9. Caerleon Roman Ruins – South Wales is also home to the largest Roman settlement in Britain. The remains of some 75 amphitheatres have been located in widely scattered areas of the Roman Empire. The amphitheatre in Caerleon is the best-preserved example in Britain. The remains at Caerleon provide a vivid picture of life in second-century Roman Britain. Caerleon has the finest remains of Roman barrack buildings in Europe.
The National Roman Legion Museum houses a superb display of artifacts found in the region, as well as having demonstration rooms and a reconstruction of legionaries’ quarters. Visiting the entire Roman site including the museum is free of charge.
10. Traditional Welsh food – I always want to try the traditional food in each country we visit. In Wales, two of the traditional dishes we tried were faggots and cawl.
Faggots are a traditional dish in the UK, especially south and mid Wales and the Midlands of England. A faggot is traditionally made from pig’s heart, liver, and fatty belly meat or bacon minced together, with herbs added for flavoring. Faggots originated as a traditional cheap food of ordinary country people in Western England. I enjoyed it but it’s definitely a meal I would not have all the time due to its richness.

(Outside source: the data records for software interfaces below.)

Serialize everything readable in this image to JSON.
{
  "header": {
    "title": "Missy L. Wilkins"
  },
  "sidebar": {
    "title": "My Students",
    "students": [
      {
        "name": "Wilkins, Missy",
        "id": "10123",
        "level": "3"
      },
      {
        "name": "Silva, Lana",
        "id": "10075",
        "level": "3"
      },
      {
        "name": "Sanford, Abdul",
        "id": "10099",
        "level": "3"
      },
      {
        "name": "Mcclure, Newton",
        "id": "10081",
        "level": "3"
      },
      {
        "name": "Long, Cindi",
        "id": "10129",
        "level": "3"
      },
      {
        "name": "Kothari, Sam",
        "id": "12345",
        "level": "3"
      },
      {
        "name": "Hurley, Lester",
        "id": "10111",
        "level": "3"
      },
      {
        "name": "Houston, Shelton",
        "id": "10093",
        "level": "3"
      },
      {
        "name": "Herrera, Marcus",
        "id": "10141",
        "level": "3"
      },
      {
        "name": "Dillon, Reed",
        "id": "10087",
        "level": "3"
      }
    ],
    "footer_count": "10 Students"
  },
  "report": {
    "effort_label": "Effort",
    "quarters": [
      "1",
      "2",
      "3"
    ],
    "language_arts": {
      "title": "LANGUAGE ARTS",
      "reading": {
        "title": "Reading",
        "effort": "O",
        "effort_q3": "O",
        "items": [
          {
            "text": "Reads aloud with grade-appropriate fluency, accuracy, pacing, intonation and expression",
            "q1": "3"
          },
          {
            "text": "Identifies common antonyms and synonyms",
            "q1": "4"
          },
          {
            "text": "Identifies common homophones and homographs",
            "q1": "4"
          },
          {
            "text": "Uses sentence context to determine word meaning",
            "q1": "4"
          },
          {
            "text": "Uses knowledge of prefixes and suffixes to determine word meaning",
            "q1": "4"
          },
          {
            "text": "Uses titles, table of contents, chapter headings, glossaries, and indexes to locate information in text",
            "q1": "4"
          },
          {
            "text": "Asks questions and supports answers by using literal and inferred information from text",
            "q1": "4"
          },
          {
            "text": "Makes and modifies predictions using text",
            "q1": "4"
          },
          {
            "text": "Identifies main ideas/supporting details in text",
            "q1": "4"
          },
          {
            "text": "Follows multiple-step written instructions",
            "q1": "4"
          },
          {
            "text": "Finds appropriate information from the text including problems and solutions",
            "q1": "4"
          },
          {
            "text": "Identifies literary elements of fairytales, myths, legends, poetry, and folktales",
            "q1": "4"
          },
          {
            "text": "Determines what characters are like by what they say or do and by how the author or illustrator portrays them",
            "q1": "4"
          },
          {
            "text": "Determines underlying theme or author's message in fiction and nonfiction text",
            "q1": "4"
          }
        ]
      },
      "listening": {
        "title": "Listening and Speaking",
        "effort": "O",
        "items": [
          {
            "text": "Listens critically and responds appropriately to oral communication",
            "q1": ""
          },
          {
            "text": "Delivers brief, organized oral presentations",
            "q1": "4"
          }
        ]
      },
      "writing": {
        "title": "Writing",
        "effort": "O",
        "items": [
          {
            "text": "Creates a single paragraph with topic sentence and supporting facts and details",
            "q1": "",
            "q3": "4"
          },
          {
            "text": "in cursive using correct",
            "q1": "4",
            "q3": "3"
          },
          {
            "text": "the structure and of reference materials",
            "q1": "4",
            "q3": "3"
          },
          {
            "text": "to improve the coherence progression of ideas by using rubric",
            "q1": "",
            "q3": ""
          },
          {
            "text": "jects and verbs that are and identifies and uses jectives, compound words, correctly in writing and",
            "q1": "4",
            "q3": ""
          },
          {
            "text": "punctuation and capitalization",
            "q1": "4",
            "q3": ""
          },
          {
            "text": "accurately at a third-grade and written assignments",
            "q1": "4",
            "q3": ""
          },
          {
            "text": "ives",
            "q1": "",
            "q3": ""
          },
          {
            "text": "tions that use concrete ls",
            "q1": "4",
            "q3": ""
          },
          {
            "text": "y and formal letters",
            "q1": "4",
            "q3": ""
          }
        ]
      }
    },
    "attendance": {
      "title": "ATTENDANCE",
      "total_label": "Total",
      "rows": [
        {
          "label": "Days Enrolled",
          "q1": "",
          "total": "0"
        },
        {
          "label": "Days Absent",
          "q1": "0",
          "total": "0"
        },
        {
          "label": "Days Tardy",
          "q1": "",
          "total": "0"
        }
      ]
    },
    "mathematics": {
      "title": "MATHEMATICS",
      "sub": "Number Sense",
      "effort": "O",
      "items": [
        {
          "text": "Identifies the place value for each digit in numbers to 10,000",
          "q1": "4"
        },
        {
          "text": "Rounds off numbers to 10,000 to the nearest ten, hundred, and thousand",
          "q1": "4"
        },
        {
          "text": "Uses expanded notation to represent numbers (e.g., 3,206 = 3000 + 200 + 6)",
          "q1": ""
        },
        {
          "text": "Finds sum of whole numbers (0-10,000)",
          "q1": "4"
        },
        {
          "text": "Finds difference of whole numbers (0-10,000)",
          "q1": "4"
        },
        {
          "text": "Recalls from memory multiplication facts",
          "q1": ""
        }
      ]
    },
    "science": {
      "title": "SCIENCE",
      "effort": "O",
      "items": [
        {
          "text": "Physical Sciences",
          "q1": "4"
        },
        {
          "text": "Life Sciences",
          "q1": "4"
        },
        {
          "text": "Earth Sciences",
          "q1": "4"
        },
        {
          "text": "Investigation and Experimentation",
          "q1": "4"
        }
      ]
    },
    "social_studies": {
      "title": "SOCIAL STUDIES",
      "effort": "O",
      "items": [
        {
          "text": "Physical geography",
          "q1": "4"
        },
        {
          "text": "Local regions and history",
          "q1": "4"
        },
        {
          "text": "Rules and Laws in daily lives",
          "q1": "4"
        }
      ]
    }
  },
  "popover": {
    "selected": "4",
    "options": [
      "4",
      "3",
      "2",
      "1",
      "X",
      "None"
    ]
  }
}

Cawl is made with lamb and locally grown vegetables served with a crusty bread roll and locally produced cheese. It’s a delicious and hearty meal.
Wales is a wonderful country, worth visiting. The vastness of green, rolling hills, the forests, the ancient ruins and castles, are begging to be explored.